June 25, 2007
By JOHN FLOWERS
SHOREHAM — Citizens serving on public school boards in Vermont toil many hours for little reward, other than the occasional pat on the back and the knowledge that they are helping local kids get a good education.
But every once in a while a school board member really gets noticed.
Such was the case last week for Bridport Central School board member Sharon Koller, who received a statewide award from the Vermont Board of Education for her many contributions to her district.
“I was overwhelmed,” Koller, 42, said of her reaction to receiving the Martha H. O’Connor Award, presented at a special ceremony in Essex on June 19. The Vermont Board of Education presents the award annually to a citizen who has shown exemplary dedication, leadership and made “extraordinary contributions” to public school students.
“It was very flattering,” Koller added. “I was incredibly honored and humbled that folks I respect so much for their work with kids would think of me for this award.”
Koller, an Essex native, began volunteering on the local education scene soon after she and her family moved to Bridport in 1998. She immediately began volunteering at the Middlebury Cooperative Nursery School, then attended by her four-year-old daughter Christina.
She joined the Bridport school board the following year when her daughter entered kindergarten. She has served there ever since, a tenure that has included more than three years as chairwoman.
“It was a way of contributing,” Koller said of her decision to join the board. “I saw that there was an opportunity, and it seemed to be an important role for people in the community to have — and I have enjoyed it. It has been very rewarding.”
With the rewards have come some hurdles. Koller cited planning the annual school budget and transitioning Bridport’s seventh- and eighth-graders to Middlebury Union Middle School four years ago as being among the biggest challenges.
“It was a very contentious time to be on the board,” Koller recalled of the debate surrounding sending local middle-schoolers to MUMS. “But it felt rewarding to be able to manage meetings in a way where people walked away thinking they were able to come to understandings, even if they didn’t come to agreements.”

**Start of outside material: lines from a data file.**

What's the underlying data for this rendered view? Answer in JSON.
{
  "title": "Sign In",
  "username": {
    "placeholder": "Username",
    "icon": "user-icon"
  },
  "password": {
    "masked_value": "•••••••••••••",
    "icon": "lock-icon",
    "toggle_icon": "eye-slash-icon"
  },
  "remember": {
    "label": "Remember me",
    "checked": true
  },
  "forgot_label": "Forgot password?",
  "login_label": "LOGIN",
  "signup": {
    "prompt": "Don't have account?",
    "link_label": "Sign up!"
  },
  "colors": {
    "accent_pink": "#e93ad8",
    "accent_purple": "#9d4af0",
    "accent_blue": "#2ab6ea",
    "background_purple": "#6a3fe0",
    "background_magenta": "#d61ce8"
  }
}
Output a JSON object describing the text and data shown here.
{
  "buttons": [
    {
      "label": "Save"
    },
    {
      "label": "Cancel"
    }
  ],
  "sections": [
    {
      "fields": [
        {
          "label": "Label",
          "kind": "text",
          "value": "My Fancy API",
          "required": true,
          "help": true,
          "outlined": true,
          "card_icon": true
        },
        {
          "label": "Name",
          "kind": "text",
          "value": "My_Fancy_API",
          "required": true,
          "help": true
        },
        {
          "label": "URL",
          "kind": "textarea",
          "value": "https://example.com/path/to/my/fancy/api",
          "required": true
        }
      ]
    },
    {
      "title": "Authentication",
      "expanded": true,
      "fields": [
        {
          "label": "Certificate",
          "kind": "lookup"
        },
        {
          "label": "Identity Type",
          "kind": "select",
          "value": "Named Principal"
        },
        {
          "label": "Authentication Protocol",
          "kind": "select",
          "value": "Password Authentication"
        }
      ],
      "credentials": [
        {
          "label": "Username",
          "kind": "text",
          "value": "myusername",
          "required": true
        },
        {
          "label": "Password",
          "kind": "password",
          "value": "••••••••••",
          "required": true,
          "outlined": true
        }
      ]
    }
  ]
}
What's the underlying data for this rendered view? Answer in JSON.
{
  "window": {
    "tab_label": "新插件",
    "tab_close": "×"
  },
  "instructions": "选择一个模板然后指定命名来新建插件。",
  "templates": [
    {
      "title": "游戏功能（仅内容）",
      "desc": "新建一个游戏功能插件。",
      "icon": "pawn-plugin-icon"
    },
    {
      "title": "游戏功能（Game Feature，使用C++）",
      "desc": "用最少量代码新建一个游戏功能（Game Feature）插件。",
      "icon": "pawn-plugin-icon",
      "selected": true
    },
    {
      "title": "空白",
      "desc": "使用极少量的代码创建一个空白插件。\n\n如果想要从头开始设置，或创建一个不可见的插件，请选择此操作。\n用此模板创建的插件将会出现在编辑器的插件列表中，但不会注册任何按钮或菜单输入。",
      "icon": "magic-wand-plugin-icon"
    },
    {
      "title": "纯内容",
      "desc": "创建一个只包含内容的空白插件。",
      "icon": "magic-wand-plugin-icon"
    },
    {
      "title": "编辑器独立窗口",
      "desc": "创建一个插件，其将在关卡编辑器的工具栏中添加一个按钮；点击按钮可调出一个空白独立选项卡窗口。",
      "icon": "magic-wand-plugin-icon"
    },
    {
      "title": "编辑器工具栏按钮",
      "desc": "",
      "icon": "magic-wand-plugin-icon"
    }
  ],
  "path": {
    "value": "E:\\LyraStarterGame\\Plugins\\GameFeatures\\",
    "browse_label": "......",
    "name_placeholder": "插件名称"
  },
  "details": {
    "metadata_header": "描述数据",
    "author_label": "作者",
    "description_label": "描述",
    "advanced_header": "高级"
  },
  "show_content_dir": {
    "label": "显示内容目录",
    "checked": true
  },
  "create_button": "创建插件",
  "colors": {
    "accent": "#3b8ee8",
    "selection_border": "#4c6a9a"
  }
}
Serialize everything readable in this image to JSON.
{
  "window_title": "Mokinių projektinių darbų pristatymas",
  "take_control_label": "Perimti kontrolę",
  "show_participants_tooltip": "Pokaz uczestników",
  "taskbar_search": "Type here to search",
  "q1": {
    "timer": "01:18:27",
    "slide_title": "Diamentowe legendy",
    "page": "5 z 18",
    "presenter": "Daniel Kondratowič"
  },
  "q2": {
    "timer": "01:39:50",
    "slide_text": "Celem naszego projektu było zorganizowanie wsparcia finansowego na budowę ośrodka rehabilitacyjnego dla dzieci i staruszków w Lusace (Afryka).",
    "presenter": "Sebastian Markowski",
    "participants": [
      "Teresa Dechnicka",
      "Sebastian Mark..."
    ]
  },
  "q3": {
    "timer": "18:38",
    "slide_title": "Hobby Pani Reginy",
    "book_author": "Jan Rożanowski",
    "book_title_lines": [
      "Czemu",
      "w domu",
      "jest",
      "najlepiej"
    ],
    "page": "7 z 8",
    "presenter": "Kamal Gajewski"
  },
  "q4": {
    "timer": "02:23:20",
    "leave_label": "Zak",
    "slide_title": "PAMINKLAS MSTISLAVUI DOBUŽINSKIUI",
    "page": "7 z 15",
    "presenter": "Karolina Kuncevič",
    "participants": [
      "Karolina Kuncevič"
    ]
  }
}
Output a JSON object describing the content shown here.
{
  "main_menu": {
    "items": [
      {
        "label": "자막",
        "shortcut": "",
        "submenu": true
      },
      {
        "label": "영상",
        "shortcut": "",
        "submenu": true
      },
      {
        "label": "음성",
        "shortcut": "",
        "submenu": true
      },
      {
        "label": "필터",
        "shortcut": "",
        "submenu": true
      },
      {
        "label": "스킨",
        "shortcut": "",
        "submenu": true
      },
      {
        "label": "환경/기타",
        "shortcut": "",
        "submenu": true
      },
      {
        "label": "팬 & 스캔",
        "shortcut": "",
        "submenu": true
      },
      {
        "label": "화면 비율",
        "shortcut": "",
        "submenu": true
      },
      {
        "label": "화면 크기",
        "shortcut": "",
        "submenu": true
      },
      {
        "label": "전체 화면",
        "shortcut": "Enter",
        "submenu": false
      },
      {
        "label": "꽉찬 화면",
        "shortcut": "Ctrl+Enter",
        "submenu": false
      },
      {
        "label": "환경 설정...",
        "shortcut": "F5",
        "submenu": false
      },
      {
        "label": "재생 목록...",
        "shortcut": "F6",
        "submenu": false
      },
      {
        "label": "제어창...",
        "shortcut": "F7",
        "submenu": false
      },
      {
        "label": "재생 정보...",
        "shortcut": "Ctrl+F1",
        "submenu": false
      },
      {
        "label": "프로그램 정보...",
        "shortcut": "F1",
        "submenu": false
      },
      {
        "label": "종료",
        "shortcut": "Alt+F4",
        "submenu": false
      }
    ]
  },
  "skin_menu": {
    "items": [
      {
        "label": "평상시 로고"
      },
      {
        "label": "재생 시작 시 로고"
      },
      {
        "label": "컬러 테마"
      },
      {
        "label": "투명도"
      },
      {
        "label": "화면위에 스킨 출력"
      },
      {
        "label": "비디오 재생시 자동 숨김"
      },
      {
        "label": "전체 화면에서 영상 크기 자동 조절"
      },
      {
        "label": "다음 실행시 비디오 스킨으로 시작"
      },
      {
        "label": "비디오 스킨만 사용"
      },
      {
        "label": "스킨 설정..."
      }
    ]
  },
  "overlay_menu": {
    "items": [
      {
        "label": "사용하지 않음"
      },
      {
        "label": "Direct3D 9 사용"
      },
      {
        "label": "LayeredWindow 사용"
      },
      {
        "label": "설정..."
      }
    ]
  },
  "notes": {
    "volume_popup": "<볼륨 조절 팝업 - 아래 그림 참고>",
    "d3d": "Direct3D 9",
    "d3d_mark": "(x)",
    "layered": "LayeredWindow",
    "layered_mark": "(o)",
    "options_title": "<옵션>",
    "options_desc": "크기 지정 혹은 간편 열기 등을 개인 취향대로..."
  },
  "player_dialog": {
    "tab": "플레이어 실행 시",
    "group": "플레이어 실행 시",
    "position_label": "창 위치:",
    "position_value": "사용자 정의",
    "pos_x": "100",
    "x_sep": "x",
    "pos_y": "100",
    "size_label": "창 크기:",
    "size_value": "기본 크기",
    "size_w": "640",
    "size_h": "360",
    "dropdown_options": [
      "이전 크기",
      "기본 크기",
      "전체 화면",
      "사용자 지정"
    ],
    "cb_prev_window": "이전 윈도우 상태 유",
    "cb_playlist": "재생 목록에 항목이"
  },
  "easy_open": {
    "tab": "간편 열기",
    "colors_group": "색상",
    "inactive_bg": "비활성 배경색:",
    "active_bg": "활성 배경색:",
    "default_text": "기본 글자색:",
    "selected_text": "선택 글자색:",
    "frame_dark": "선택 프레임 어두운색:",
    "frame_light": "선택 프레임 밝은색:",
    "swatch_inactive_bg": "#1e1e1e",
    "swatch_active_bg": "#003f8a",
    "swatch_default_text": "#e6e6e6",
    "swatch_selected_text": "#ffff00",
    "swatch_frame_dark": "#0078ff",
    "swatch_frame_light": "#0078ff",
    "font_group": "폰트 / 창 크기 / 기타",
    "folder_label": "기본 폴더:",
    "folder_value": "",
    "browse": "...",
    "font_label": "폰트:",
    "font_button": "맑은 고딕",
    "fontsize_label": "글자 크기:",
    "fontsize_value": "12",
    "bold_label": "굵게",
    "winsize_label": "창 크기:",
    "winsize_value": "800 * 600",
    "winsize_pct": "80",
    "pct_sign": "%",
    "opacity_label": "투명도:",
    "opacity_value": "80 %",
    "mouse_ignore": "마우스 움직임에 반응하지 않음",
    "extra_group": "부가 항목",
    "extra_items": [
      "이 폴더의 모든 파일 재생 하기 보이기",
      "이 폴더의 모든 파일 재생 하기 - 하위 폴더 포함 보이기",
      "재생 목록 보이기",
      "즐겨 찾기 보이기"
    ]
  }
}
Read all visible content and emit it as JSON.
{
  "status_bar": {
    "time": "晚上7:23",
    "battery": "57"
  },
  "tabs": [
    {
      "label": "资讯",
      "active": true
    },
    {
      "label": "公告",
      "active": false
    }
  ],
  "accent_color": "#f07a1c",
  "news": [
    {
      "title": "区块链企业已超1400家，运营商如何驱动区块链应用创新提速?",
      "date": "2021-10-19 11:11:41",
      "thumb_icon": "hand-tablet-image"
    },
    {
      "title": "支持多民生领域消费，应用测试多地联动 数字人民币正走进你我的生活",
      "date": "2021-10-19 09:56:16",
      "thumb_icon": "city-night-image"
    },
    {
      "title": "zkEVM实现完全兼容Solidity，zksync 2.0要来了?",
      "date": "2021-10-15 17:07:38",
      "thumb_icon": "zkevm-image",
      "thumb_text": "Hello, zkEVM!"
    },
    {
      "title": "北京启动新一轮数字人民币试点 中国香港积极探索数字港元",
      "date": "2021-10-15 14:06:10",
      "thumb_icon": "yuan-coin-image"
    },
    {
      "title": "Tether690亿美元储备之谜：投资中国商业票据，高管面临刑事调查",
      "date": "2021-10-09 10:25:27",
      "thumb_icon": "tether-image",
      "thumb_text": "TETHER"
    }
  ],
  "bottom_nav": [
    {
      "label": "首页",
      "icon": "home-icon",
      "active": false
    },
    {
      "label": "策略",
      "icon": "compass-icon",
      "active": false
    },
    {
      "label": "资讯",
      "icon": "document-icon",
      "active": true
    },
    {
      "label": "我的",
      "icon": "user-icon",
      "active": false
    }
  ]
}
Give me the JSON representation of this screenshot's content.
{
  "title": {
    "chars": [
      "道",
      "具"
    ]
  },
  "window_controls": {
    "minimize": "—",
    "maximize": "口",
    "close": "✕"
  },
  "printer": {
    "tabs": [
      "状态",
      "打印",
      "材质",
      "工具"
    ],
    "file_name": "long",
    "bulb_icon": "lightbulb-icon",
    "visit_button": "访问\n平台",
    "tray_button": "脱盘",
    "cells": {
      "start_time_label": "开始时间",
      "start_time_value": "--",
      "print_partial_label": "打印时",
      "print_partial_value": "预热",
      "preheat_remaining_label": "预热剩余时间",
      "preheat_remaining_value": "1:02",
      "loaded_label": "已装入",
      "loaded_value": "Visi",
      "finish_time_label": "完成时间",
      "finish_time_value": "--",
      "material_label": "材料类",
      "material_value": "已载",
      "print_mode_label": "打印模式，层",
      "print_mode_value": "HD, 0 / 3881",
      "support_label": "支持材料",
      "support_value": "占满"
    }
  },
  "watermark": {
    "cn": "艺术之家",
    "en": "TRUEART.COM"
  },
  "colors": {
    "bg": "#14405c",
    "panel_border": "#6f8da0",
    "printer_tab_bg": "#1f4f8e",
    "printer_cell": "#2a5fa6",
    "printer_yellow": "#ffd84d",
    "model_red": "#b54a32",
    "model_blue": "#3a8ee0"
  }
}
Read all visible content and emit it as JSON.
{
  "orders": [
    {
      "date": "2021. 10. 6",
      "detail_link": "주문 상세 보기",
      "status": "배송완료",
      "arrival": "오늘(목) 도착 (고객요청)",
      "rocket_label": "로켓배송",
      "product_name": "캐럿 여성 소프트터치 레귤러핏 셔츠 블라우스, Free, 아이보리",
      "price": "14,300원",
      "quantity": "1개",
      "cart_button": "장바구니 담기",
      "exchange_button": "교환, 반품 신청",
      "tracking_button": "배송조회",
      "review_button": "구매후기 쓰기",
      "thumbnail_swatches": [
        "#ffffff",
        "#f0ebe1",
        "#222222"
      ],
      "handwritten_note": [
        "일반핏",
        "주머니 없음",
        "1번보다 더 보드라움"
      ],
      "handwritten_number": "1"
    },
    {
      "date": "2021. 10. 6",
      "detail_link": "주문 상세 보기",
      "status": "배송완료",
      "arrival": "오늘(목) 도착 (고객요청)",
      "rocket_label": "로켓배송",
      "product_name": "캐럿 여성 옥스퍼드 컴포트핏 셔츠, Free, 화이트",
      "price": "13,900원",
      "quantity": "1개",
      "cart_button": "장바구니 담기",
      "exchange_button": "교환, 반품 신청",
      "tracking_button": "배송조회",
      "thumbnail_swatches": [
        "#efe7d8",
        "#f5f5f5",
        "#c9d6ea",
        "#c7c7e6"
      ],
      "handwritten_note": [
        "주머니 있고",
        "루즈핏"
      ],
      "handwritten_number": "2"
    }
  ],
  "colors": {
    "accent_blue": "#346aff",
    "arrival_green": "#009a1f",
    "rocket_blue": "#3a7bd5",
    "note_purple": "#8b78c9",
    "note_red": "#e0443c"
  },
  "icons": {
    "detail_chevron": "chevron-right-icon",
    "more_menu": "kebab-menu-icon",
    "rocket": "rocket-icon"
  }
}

Koller’s contributions have extended beyond the school board.
Among other things, she has:
• Served as the school liaison for the Foundation for Excellent Schools.
• Acted as a music composition mentor for local students.
• Planned a re-enactment of the 1775 capture of Fort Ticonderoga with Bridport’s third- and fourth-graders.
• Volunteered on numerous occasions for programs at MUMS and the Addison Central Supervisory Union district.
In addition, she has been an active member of the local Parent-Teacher Organization, set up a “volunteer bank” of community members interested in helping within the school, and started a school board newsletter to keep the community informed about goings-on at Bridport Central.
“Sharon’s dedication, coupled with consistent, quiet energy, has provided the enduring successful support that has been positive in all aspects, productive in all areas and enduringly essential in so many of the programs that form our school’s educational foundation,” reads a statement from the group of Bridport educators and administrators who nominated Koller for the award.
Koller has no plans to stop being a school volunteer, though her focus may shift more to MUMS next year. Her son, William, will begin middle school this coming fall. Her current term on the Bridport school board is set to expire next March.
She holds a master’s degree in counseling from the University of Vermont, but has put her career on hold to be a school volunteer. She is considering re-entering the job market, though she keeps very busy with her current schedule.
“It’s grown and grown to the point where it almost feels like a full-time job, but a very enjoyable and diverse one,” Koller said. “In a public school there are so many opportunities to support good programs, and I think schools do better when there are more people involved and willing to give their time and lend a hand.”